#### RAW DATA ####

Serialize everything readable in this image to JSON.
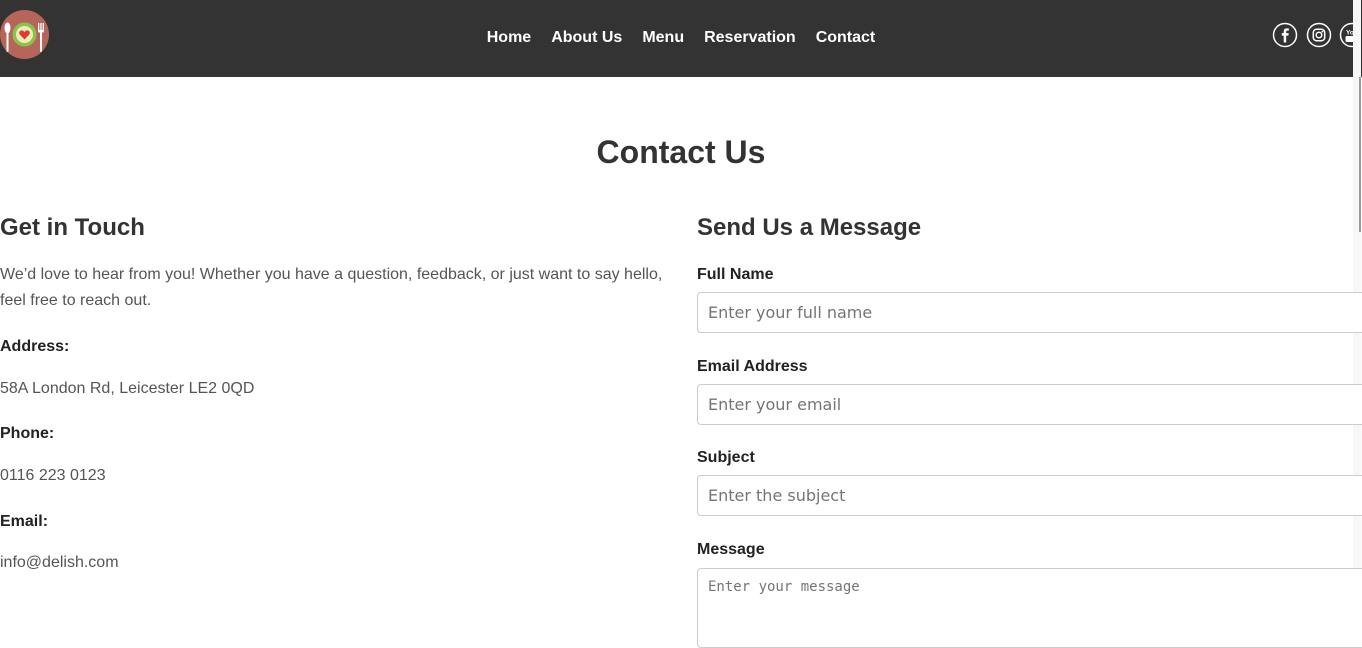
{
  "header": {
    "logo_icon": "plate-with-heart-and-cutlery-icon",
    "nav": [
      {
        "label": "Home"
      },
      {
        "label": "About Us"
      },
      {
        "label": "Menu"
      },
      {
        "label": "Reservation"
      },
      {
        "label": "Contact"
      }
    ],
    "social_icons": [
      "facebook-icon",
      "instagram-icon",
      "youtube-icon"
    ],
    "youtube_text": "You"
  },
  "page": {
    "title": "Contact Us"
  },
  "left": {
    "heading": "Get in Touch",
    "intro": "We’d love to hear from you! Whether you have a question, feedback, or just want to say hello, feel free to reach out.",
    "address_label": "Address:",
    "address": "58A London Rd, Leicester LE2 0QD",
    "phone_label": "Phone:",
    "phone": "0116 223 0123",
    "email_label": "Email:",
    "email": "info@delish.com"
  },
  "form": {
    "heading": "Send Us a Message",
    "name_label": "Full Name",
    "name_placeholder": "Enter your full name",
    "email_label": "Email Address",
    "email_placeholder": "Enter your email",
    "subject_label": "Subject",
    "subject_placeholder": "Enter the subject",
    "message_label": "Message",
    "message_placeholder": "Enter your message"
  },
  "colors": {
    "navbar": "#333333",
    "nav_text": "#ffffff",
    "heading_text": "#333333",
    "body_text": "#555555",
    "logo_bg": "#b5655a",
    "logo_plate": "#8bc34a"
  }
}
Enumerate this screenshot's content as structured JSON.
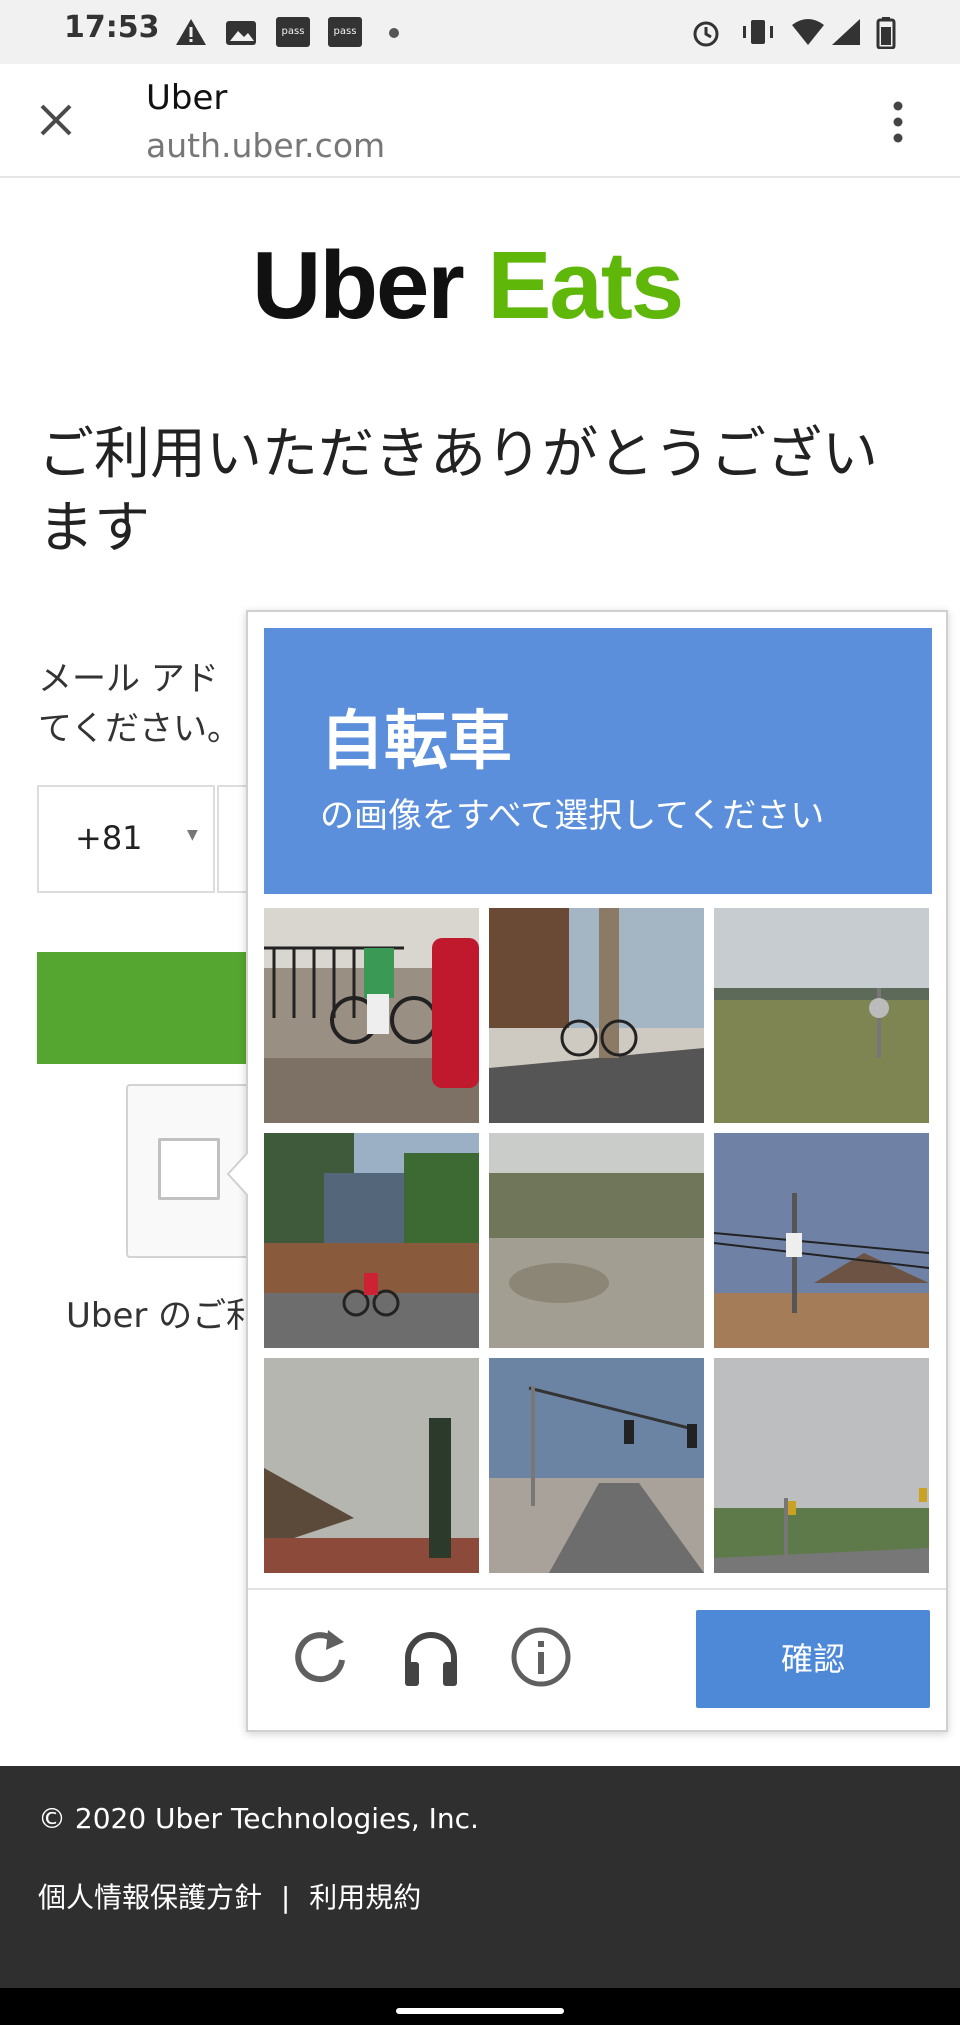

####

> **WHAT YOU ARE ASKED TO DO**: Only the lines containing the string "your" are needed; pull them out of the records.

> **ANSWER TO THIS PROBLEM**:
    "name_placeholder": "Enter your full name",
    "email_placeholder": "Enter your email",
    "message_placeholder": "Enter your message"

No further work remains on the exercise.